Activity. Work through the material beneath and count the lines that include "time"; the answer is that number alone.

Material for this task.

•••••

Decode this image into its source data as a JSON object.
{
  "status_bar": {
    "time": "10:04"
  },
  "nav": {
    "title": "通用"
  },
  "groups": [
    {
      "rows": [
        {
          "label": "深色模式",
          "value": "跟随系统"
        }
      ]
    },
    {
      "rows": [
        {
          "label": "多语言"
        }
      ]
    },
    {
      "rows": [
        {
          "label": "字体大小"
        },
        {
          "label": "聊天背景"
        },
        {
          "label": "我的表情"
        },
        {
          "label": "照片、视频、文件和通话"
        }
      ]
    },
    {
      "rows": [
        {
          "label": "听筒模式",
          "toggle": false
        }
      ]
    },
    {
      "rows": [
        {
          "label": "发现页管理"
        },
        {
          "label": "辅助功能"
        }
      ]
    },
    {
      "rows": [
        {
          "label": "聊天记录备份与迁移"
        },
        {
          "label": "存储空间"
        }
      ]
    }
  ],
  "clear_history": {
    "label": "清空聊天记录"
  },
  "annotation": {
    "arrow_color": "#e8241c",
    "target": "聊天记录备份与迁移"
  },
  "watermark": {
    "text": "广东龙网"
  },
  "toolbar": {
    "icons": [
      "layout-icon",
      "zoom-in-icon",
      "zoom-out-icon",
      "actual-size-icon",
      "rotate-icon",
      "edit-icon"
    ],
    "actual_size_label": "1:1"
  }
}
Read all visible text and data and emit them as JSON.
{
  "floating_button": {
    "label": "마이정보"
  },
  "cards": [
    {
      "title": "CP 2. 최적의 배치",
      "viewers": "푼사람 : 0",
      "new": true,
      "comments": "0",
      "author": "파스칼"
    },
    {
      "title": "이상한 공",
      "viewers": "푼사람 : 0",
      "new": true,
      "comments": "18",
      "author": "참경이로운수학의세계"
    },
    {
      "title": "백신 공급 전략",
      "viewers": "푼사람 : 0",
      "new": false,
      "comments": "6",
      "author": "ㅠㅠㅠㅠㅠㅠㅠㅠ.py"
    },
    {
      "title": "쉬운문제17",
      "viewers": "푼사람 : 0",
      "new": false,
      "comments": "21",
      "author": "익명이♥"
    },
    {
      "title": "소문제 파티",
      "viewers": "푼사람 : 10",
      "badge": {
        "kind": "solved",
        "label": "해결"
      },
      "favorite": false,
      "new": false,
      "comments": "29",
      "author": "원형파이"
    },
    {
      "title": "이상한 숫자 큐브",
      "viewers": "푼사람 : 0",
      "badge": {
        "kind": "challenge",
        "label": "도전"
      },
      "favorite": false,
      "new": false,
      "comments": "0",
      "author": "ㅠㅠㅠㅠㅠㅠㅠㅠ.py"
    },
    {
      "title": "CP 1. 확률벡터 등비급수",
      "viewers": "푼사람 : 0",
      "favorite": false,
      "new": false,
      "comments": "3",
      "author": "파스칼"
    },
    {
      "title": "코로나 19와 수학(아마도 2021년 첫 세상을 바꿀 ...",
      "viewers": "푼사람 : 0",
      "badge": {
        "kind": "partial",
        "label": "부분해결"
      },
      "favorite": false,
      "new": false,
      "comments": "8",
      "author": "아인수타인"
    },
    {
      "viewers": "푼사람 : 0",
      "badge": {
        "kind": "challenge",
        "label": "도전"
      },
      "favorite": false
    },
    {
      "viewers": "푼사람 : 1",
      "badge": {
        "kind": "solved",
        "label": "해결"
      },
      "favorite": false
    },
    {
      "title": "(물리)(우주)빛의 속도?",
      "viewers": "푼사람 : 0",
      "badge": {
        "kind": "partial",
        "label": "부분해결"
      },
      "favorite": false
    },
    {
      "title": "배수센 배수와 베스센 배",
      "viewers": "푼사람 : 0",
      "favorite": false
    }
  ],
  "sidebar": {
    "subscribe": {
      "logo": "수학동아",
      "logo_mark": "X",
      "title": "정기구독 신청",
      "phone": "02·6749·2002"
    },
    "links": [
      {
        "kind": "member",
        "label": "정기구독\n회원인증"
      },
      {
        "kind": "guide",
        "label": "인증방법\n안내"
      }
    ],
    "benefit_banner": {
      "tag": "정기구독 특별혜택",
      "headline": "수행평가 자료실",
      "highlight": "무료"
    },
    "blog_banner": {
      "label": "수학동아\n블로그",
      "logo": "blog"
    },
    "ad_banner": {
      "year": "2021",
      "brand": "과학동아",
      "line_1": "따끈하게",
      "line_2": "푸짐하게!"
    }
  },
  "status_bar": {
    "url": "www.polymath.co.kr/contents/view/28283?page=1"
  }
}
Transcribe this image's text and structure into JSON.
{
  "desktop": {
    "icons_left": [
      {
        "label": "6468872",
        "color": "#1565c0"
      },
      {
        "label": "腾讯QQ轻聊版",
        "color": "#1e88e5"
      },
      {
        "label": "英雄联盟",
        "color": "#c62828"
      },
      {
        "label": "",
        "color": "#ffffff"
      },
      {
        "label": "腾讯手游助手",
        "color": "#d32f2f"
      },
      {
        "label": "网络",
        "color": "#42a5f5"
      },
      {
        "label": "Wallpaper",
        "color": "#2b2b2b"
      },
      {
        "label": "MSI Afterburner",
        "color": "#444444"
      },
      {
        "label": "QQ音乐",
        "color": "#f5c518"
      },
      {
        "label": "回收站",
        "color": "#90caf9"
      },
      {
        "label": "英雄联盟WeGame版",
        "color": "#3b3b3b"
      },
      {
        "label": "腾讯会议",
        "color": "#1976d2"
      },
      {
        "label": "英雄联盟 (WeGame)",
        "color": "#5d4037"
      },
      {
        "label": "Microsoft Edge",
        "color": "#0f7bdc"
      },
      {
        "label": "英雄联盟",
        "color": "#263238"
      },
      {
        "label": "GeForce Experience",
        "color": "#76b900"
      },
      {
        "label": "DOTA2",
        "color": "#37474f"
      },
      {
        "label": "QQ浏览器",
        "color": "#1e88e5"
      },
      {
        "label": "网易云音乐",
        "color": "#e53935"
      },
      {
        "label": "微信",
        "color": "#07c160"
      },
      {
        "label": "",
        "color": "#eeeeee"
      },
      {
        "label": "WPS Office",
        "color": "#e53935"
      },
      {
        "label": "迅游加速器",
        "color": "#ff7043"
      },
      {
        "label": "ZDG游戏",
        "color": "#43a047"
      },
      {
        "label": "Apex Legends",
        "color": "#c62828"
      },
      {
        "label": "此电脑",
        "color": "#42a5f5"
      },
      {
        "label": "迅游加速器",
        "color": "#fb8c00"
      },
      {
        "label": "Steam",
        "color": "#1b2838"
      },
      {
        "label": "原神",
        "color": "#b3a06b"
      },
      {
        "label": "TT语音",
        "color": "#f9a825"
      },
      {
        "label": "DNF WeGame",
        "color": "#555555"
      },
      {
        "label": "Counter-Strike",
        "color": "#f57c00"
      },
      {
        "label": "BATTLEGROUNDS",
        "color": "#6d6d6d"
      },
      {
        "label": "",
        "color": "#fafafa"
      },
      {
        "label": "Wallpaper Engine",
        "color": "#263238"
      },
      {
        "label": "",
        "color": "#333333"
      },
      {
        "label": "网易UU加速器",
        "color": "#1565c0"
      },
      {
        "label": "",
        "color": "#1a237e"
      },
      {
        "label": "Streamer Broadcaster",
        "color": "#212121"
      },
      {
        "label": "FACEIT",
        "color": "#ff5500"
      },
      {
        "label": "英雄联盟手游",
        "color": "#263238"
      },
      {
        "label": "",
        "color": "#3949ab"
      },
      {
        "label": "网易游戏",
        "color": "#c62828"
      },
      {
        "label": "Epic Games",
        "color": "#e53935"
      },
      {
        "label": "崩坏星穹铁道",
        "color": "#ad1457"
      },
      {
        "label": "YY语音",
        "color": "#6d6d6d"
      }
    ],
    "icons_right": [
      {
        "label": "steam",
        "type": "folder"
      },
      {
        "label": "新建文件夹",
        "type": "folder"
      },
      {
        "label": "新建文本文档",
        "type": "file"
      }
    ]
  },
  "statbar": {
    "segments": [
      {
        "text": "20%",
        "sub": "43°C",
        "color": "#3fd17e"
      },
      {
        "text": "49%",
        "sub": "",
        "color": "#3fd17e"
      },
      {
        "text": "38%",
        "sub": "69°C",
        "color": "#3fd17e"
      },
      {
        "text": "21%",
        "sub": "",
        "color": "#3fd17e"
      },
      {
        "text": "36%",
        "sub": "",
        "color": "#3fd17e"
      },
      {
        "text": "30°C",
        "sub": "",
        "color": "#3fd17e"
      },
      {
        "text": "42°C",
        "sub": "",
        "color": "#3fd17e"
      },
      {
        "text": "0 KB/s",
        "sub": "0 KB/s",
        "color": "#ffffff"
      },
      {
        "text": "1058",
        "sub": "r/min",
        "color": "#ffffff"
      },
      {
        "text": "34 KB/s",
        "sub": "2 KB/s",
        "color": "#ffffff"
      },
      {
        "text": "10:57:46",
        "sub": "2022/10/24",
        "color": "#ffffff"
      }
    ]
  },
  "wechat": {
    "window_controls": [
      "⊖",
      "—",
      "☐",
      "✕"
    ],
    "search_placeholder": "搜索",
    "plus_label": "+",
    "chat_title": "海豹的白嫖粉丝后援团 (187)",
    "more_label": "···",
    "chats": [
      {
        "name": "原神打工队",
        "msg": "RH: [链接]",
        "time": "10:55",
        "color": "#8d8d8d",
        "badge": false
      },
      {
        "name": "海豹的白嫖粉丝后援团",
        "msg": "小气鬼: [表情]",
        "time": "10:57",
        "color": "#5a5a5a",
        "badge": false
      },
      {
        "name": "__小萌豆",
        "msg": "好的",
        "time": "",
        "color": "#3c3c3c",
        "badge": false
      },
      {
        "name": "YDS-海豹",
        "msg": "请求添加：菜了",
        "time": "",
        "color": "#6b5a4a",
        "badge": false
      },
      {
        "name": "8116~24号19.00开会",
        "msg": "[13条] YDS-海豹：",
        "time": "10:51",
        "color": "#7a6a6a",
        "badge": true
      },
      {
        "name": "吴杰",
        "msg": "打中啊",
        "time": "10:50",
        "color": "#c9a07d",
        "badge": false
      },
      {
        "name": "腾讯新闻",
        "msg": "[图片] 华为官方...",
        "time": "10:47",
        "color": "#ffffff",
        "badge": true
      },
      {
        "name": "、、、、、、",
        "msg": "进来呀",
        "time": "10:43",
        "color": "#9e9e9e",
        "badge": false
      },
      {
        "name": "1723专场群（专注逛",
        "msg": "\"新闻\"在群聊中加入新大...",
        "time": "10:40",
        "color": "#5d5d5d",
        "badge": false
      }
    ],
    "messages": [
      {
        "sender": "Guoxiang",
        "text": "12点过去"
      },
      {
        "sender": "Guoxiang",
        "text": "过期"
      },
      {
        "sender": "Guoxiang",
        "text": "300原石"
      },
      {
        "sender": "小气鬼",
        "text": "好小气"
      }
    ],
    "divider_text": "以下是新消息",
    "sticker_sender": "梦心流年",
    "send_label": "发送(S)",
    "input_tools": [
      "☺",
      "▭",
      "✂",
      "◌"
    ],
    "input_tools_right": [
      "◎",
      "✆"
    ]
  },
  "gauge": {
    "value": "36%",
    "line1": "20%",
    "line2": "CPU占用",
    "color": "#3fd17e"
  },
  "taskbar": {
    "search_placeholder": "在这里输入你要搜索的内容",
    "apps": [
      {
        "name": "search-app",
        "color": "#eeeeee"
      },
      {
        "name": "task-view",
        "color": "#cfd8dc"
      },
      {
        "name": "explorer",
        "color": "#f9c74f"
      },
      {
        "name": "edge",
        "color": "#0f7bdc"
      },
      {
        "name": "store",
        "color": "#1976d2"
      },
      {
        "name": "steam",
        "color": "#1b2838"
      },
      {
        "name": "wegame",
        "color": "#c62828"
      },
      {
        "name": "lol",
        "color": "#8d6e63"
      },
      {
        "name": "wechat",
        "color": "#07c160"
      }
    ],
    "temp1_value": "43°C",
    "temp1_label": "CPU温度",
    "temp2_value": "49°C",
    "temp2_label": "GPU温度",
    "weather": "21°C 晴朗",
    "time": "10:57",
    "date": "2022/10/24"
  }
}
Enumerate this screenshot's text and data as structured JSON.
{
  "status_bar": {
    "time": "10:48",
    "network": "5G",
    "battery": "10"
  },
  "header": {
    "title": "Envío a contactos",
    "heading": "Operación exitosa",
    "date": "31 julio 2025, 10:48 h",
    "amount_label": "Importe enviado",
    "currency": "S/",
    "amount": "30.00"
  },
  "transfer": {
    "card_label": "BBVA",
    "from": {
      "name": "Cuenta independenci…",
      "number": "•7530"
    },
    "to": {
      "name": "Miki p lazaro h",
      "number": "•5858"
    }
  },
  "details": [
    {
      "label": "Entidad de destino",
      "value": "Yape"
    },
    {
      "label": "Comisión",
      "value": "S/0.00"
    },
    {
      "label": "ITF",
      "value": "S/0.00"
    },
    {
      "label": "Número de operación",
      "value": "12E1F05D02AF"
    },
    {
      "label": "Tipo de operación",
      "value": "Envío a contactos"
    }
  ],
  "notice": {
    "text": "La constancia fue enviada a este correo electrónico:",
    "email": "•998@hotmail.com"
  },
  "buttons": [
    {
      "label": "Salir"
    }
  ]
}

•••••

Result for this task. 12